AIM OF THE TASK:
Find the number of lines in these records where the word "trước" appears. Reply with that number and nothing more.
━━━━━━
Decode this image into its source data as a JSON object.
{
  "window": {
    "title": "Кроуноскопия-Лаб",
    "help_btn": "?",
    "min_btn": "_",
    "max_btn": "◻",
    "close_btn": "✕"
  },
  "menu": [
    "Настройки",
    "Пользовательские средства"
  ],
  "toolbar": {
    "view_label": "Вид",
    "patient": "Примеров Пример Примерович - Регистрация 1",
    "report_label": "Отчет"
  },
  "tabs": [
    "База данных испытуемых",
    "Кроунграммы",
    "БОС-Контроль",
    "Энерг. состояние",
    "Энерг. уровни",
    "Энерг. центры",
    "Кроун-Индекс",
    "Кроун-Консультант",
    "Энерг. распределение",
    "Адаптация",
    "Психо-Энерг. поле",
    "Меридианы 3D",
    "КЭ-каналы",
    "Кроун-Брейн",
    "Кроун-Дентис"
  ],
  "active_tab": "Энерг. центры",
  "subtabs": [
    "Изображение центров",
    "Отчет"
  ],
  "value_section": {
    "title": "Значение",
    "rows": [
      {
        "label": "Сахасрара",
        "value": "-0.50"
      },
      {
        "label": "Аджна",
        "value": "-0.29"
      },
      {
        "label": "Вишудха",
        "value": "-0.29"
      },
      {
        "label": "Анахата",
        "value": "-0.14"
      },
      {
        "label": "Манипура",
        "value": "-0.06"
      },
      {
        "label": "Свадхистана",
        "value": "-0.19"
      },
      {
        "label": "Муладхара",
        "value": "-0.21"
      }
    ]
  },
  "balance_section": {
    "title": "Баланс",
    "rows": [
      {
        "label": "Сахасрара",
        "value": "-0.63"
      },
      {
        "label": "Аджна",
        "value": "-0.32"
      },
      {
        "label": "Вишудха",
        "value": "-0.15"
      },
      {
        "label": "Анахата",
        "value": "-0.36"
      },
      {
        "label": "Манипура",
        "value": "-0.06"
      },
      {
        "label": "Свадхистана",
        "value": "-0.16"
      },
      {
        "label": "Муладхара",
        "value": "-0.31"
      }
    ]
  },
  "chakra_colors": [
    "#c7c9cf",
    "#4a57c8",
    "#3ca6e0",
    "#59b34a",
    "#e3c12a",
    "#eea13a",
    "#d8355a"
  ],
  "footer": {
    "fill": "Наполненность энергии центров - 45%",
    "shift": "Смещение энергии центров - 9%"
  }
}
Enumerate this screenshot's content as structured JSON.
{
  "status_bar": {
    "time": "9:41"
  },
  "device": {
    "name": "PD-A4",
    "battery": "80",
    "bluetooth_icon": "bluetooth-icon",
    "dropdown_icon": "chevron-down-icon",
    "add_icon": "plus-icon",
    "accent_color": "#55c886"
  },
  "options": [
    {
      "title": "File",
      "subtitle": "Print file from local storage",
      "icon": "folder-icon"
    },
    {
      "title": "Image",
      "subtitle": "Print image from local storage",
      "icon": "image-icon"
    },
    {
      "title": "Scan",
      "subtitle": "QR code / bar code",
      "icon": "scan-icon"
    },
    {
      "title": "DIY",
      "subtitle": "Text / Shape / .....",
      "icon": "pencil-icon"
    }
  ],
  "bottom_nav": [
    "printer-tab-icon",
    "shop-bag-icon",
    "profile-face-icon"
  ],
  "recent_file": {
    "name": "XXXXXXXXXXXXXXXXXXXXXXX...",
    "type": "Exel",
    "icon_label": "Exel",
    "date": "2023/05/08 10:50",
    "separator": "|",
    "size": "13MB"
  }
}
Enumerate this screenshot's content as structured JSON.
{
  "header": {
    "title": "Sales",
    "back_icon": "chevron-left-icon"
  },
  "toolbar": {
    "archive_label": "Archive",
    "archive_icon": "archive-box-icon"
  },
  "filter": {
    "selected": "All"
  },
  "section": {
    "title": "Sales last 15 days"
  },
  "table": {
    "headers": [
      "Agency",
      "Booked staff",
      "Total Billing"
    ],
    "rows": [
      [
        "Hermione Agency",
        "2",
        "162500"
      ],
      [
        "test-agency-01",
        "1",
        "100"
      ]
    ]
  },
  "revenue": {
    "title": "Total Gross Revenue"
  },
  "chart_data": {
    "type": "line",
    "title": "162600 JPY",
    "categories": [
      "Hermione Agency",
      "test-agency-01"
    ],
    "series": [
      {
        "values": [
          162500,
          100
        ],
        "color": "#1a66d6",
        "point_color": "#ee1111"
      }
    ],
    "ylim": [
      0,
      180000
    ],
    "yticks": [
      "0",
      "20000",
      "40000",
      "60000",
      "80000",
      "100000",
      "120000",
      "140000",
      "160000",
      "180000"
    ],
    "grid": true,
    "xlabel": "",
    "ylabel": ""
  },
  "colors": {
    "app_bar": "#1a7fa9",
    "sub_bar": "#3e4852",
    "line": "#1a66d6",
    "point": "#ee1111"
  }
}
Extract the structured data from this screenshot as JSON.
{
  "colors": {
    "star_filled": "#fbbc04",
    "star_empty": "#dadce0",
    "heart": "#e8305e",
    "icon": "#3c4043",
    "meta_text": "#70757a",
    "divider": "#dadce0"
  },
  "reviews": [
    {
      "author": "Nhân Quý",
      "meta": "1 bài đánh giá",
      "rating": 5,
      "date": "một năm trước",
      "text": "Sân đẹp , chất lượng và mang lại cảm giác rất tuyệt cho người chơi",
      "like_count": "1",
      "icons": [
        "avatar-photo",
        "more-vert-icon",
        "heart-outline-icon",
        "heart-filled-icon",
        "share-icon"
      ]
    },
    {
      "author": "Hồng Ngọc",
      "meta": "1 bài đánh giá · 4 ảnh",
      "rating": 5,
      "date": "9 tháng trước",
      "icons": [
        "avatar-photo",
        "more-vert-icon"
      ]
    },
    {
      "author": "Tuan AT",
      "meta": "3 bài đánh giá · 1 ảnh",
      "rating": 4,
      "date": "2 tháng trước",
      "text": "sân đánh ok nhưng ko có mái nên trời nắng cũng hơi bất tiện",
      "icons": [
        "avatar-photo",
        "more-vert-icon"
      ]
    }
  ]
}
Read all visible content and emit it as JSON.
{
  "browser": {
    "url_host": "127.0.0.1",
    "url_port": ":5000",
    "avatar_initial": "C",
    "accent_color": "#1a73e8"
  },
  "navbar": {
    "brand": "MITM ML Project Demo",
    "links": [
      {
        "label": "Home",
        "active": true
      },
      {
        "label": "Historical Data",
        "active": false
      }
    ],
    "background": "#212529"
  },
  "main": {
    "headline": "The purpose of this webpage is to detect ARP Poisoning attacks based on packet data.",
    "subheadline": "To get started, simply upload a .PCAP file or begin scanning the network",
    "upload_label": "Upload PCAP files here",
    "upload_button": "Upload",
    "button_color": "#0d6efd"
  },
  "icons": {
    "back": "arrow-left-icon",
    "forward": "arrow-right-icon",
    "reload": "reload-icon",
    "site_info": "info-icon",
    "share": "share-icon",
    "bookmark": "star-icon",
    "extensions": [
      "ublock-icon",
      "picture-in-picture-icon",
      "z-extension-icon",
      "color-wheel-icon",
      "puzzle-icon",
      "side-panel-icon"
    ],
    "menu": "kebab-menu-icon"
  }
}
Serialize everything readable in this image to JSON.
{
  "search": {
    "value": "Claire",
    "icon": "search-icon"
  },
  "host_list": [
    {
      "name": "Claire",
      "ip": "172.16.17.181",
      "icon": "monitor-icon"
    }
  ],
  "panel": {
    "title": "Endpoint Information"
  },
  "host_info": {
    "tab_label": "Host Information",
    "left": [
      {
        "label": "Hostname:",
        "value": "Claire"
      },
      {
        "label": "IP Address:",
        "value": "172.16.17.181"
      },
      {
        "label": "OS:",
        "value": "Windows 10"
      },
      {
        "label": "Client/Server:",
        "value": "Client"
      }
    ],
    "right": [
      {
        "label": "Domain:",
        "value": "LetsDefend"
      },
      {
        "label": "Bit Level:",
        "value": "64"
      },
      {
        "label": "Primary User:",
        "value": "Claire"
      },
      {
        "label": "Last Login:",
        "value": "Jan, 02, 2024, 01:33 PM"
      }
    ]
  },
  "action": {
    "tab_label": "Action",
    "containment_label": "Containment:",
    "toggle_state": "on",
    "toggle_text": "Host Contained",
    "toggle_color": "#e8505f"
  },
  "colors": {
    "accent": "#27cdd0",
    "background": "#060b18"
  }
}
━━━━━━
EXERCISE RESPONSE:
3